  7. Skin prick testing will be performed at V1, unless done prior to study entry and is in the subjects medical record, for Dermatophagoides farinae, Dermatophagoides pteronyssinus, oak, bahia and bermuda grasses, cat, dog, ragweed, Alternaria, Aspergillus, American and German cockroach, and positive and negative controls.

Exclusion Criteria:
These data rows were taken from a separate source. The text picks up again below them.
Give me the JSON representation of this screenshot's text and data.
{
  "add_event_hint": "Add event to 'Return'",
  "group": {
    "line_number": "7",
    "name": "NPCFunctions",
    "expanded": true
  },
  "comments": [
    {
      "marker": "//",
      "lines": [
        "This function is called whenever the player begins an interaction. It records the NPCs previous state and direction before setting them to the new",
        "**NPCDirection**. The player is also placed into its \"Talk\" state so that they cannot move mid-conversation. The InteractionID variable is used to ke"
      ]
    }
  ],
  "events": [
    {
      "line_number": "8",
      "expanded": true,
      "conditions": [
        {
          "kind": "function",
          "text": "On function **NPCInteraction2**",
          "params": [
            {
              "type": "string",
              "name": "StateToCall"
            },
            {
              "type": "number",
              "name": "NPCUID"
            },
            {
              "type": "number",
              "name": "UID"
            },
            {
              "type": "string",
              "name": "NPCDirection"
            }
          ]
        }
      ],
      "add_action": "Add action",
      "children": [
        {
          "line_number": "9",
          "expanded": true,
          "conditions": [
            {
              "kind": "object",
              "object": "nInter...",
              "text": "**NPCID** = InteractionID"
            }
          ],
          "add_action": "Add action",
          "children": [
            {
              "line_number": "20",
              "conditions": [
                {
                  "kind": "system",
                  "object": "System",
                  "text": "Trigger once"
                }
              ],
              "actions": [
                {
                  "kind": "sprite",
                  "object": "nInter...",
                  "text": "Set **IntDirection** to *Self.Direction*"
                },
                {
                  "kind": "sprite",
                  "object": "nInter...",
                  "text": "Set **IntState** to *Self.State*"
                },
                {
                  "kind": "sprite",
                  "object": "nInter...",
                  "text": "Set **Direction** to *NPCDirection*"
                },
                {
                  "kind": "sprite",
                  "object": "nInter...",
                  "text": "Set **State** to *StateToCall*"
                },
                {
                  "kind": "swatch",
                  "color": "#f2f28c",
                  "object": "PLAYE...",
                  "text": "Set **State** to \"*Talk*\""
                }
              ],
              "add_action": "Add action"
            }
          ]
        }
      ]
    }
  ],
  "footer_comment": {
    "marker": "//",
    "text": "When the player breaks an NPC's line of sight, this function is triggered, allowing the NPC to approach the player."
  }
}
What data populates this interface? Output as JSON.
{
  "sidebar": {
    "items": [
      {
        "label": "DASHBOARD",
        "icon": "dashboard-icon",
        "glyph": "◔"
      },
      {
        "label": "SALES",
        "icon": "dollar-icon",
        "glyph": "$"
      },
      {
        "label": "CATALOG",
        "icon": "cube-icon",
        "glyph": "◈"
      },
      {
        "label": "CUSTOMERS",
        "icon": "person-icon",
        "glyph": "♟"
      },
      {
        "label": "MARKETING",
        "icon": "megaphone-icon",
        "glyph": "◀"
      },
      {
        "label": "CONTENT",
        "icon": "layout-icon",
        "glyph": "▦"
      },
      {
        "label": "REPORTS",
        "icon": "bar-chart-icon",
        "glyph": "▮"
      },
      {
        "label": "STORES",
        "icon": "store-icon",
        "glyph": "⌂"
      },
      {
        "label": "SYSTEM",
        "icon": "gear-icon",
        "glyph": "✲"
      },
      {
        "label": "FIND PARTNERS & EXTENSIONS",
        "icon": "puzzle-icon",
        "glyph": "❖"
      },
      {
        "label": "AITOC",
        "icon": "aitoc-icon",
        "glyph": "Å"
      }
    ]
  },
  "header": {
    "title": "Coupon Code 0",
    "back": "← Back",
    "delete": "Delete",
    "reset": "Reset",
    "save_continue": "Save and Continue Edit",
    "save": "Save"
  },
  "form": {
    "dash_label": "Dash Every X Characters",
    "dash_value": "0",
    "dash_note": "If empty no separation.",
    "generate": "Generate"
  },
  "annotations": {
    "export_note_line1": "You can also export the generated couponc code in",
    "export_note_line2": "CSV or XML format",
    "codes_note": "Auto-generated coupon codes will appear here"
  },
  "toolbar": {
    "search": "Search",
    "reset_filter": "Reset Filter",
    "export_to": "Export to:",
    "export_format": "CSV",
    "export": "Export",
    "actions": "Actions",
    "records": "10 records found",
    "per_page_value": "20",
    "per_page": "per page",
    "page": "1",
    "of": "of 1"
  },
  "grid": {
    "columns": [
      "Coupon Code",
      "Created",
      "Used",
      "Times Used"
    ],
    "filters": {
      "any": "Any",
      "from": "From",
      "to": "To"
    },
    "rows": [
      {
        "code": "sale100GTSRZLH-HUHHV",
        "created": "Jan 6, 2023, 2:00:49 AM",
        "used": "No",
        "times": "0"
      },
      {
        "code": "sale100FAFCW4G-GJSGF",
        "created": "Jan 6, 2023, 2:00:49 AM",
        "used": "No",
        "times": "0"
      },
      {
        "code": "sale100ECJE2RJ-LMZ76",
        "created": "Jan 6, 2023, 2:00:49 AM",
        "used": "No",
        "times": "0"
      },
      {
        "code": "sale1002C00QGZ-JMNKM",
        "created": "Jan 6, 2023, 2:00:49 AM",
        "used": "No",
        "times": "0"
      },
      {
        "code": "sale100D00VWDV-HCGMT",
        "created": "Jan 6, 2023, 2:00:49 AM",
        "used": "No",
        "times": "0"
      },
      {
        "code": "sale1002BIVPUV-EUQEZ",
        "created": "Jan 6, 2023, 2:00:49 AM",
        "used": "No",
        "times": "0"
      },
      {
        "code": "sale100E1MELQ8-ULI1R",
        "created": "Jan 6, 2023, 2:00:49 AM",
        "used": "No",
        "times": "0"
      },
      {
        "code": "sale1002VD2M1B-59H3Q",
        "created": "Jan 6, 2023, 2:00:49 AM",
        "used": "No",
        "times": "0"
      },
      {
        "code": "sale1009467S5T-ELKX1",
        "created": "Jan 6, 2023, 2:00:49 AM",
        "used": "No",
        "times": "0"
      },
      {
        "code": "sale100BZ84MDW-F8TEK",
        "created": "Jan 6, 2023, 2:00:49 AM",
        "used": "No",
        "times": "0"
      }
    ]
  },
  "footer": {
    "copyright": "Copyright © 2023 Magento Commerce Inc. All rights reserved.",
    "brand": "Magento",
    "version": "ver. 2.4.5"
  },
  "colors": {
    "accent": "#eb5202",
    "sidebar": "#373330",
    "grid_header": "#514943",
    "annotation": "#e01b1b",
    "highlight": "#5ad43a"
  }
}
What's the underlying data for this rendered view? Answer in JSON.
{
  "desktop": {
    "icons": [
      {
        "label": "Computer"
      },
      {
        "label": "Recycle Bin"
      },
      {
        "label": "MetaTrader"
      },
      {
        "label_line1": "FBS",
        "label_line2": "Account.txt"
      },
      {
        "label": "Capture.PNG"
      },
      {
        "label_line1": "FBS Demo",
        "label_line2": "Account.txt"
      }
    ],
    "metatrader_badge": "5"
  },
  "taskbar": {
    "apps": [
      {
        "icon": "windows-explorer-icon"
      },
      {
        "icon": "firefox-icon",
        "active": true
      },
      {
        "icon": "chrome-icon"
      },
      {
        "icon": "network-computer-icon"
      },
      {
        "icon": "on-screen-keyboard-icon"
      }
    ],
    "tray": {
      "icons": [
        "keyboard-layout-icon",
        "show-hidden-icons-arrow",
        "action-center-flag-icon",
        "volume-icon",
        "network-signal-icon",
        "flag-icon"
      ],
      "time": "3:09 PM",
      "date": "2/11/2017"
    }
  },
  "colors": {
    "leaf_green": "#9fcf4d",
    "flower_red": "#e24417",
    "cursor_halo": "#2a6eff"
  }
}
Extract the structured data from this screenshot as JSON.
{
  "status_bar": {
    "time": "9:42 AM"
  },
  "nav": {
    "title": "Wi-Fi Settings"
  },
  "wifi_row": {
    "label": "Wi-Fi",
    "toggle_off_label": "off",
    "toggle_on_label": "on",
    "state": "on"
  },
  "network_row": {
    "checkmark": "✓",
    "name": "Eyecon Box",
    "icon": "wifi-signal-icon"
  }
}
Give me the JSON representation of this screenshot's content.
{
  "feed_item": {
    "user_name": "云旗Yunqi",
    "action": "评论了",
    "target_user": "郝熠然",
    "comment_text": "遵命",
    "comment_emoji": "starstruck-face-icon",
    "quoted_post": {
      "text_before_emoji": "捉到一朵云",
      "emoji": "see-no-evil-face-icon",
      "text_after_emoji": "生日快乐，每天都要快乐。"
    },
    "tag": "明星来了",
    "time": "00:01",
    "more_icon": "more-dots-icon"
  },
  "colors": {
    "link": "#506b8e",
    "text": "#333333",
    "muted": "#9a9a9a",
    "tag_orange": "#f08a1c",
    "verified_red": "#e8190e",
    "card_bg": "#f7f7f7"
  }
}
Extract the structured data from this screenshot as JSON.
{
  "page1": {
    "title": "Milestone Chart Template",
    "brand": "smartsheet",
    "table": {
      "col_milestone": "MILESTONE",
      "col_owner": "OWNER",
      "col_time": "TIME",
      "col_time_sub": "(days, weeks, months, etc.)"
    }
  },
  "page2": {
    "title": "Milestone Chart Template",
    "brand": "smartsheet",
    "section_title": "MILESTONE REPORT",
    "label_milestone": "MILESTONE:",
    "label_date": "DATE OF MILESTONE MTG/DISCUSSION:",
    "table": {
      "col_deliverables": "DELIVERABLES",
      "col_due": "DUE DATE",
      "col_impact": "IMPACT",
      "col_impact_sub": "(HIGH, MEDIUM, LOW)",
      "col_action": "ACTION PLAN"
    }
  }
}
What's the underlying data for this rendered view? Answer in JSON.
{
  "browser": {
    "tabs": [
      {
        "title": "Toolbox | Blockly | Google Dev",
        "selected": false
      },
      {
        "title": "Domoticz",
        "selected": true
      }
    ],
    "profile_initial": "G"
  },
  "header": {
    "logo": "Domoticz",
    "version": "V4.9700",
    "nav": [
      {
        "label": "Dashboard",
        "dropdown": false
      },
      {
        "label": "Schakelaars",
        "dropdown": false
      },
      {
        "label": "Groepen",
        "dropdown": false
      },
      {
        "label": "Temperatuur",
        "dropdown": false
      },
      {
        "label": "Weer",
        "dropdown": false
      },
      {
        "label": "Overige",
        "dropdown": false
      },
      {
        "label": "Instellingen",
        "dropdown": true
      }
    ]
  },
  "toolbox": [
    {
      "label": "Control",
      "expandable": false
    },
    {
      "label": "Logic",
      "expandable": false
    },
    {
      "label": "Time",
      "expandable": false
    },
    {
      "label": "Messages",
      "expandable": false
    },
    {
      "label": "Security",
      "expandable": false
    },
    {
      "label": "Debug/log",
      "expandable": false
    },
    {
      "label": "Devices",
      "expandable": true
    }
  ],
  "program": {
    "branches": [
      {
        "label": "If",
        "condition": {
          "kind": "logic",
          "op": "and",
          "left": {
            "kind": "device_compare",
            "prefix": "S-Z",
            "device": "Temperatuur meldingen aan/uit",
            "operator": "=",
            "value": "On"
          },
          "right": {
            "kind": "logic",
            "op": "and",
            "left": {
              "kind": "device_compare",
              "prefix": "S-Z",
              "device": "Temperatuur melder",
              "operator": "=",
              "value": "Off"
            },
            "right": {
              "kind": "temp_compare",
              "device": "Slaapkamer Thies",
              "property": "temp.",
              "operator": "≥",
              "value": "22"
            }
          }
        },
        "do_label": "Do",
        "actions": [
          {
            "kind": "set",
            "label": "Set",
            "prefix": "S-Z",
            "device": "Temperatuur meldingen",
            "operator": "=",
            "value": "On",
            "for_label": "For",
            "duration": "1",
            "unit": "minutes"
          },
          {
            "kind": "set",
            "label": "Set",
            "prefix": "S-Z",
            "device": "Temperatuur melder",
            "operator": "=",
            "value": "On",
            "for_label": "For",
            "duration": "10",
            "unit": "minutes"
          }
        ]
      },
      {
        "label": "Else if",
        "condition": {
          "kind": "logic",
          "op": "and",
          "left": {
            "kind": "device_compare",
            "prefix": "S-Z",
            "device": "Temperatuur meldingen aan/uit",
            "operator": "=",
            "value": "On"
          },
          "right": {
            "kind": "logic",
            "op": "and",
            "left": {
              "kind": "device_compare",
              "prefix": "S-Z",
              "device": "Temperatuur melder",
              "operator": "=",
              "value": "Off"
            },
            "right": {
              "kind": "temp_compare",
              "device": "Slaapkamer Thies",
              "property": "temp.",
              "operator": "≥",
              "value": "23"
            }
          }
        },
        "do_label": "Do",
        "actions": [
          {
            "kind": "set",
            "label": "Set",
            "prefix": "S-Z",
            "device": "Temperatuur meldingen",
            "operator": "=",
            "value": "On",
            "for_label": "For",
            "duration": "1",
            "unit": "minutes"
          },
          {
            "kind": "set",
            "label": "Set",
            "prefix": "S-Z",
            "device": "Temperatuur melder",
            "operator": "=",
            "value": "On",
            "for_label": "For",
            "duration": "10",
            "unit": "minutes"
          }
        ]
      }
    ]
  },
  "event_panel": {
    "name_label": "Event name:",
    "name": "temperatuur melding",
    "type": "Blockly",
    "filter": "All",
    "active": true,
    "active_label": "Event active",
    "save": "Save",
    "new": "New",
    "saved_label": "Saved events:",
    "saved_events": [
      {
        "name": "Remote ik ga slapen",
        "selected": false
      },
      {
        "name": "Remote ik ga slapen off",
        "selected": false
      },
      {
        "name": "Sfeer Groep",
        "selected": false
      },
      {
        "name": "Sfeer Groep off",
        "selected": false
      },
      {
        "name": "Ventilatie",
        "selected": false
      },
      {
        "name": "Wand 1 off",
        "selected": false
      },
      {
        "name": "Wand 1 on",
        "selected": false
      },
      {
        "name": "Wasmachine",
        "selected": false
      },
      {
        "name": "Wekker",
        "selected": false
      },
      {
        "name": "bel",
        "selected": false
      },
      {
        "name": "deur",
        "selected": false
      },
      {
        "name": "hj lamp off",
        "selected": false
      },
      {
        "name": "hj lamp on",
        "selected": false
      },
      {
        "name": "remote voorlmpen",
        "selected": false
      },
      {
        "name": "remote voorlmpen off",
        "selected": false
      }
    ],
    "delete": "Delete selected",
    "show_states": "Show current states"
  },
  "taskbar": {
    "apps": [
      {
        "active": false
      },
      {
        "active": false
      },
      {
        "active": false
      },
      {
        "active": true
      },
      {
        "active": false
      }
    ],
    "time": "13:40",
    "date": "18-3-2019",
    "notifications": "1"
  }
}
  1. Allergy or adverse reaction to any of the medications intended for use in the study or any related compounds.
  2. Receipt of systemic antibiotics for chronic rhinosinusitis within two weeks of beginning the study.
  3. Receipt of systemic steroids within three months of beginning the study.
  4. Patients using intranasal sympathomimetics or with evidence of rhinitis medicamentosa.
  5. Sinus surgery within three months of starting study.
  6. Smoking within one month of starting the study.
  7. Pregnancy or lactation.
  8. Primary ciliary dyskinesia, Sjogren's syndrome, Wegener's granulomatosis, atrophic rhinitis, cystic fibrosis, history of prior sinonasal malignancy, history of sinonasal irradiation, or other illness or treatment that might affect mucociliary transport within the nasal cavity or paranasal sinuses.
  9. Clinically significant hepatic or renal disease.
  10. Complicated sinusitis (e.g. Pott's puffy tumor, sinus malignancy, osteomyelitis, abscess, etc.)
  11. Known immunodeficiency (including HIV, post transplant, diabetes).
  12. Age less than 18 years of age.
  13. Acute respiratory illness within 2 weeks of starting study.
  14. Patients who meet the criteria for chronic rhinosinusitis with nasal polyps or allergic fungal rhinosinusitis.
  15. Psychosocial issues that might preclude successful participation in the study.

V. Concomitant Medication/Treatment

In addition to use of the study drug or a vehicle-controlled placebo, the patient will be treated with Flonase 2 sprays each naris QD for the duration of the study. Rhinocort Aqua 4 sprays each naris QD will be substituted for patients with allergy or adverse reaction to Flonase. Augmentin 875mg PO BID will be given for 21 days beginning on the first day of the study period. Levaquin 500mg PO QD will be substituted for patients with allergy or adverse reaction to Augmentin. The patient will not use any adjunctive therapies such as oral or topical decongestants or antihistamines during the course of the study. No sinus or nasal surgery is planned during the course of the study. Patients who require additional treatment including surgery will be withdrawn from the study and considered treatment failures.

  Contacts and Locations
Choosing to participate in a study is an important personal decision. Talk with your doctor and family members or friends about deciding to join a study. To learn more about this study, you or your doctor may contact the study research staff using the Contacts provided below. For general information, see Learn About Clinical Studies.

Please refer to this study by its ClinicalTrials.gov identifier: NCT00669799

Locations
United States, Florida
USF
Tampa, Florida, United States, 33613
Sponsors and Collaborators
University of South Florida
  More Information

No publications provided

Responsible Party: Richard Lockey, Principal Investigator, University of South Florida
ClinicalTrials.gov Identifier: NCT00669799     History of Changes
Other Study ID Numbers: MEIGS
Study First Received: April 29, 2008
Last Updated: June 27, 2012
Health Authority: United States: Institutional Review Board

Additional relevant MeSH terms:
Sinusitis
Paranasal Sinus Diseases
Nose Diseases
Respiratory Tract Diseases
Respiratory Tract Infections
Otorhinolaryngologic Diseases

ClinicalTrials.gov processed this record on September 22, 2014